"The Advertising Giant"
Oh man, people. Now we come to this story--the one I really want to talk about. This shit is fucking interesting. I daresay it treads thematic territory that you won't see in any other Disney comic--or at least, none spring readily to my mind. On the one hand, I hesitate to give Scarpa too much credit here, since I'm not wholly convinced that he was cognizant of the implications here...but, well, he did it. That much is undeniable.

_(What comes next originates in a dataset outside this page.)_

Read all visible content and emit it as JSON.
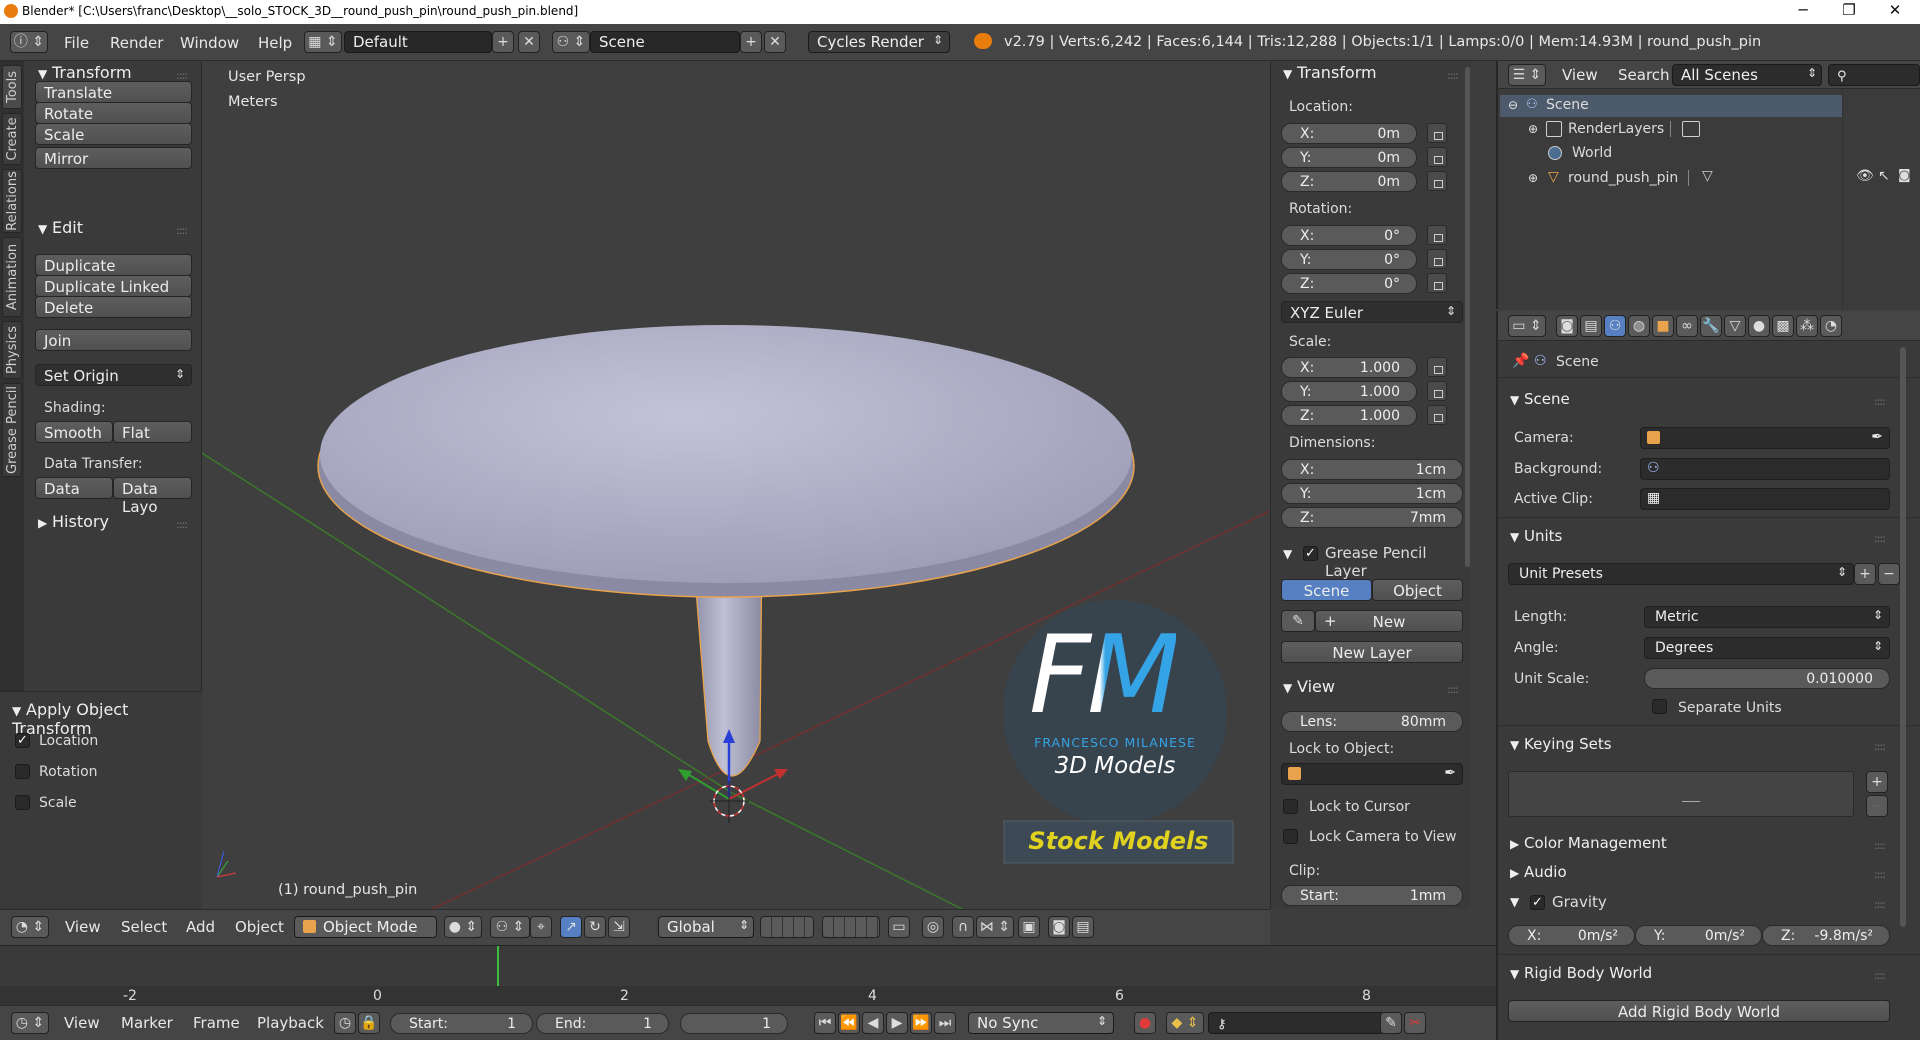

Okay, so the idea here is that Mickey is annoyed by the ubiquity of advertising, but at a certain point he sorta snaps and wants to become an adman himself--cue mild satire of the industry. Ultimately, he decides he wants to go big, and gets a job in the advertising division of a big cosmetics company; unfortunately, his immediate superior here is Pete, and various murder attempts ensue (Trudy also puts in an appearance).
So far so mildly amusing. But now we get to the interesting part (and people who have read this story are rolling there eyes here in annoyance thinking yeah yeah, we know what's coming; stop being so damn coy), and the reason that, according to the introduction by Luca Boschi, republication was forbidden for twenty years after its initial appearance (I have no idea how formal this interdiction was, but that's what Boschi claims--and it's true, at any rate, that, unlike all of Scarpa's other late-fities/early-sixties work, this one was not reprinted a few years later).
Um…SPOILERS, obviously. Though if you're waiting for a US printing, I suspect that you may wait a long time; the issues here are such that they could easily freak out a timid publisher.
So the CEO of his cosmetics company is named Yves Lipstic in French. While Mickey and Pete are on assignment, they come across this house the appearance of which freaks Pete out for mysterious reasons. Naturally, Mickey feels the need to go back later to investigate. And there he meets Yves's…sister.
It is maybe perhaps the case that you can see where this is going. Which is here:
Now, of course, you can point to any number of examples of comedy cross-dressing in Disney comics at which no one bats an eyebrow, but those are strictly for laughs and don't really raise any deeper questions. This, however, is something rather more than that: no, this situation isn't exactly the result of gender dysphoria per se, but it certainly suggests things along those lines. You can see why an editor might be sort of uncomfortable with it (also worth noting the way that the artifice of both cosmetic and advertising industries parallels the artifice of her public identity--clearly, Scarpa put a fair bit of thought into this, to his credit). There's more, too:
Now…before we get too carried away here, I should note that Mickey had uncovered Lipstic's gender by releasing a wind-up rat toy, which freaked her out, and since we know only girls are freaked out by rats, QEfuckinD. So that's kind of silly and sexist.
BUT STILL. I feel like we really ought to forgive that, given the amazingly blunt assertion of a feminist trope that remains operative fifty-plus years on; i.e., that men are judged by what they do and women by what they look like (so the ultimate compliment for a man is "strong," whereas for a woman it's "beautiful"). Was this an intentional statement on Scarpa's part, or just something he blundered into? I don't think that's an important question; the story deserves full credit for it in any case.
It's also worth noting, for better or worse, that there's a very strong sense of violation in Pete's blackmail scheme here that you don't often (ever?) see in these things. I don't suppose this would've been much on Scarpa's cultural radar, but the parallels with closeted gayness are quite clear--another thing that could be alarming to a publisher.
'Course, the ending doesn't involve the guy "coming out" to the world at large; how, given this scenario, could it? Still, there's a sense of liberation, and the fact that Mickey is being such a mensch about it--with no irrational hang-ups to be seen--is gratifying. Let's face it: a lot of actual, real-world people at the time would most certainly not have been--and even today, the situation might be a little iffy, depending on the cultural milieu.
This, I feel, is a story that could really use the Becattini-style analysis, because, intentional or not, it really does present a good jumping-off point for a discussion of gender and sexuality. I don't want to oversell things here; it's still mainly a goofy story--I just emphasized the notable parts in this regard. Buuuuut…out of all the Scarpa stories I've read, which is many, it's surely also the richest for analysis. If there were any justice, it would totally be printed in the US.
(SPOILER: there is no justice.)
Labels: Romano Scarpa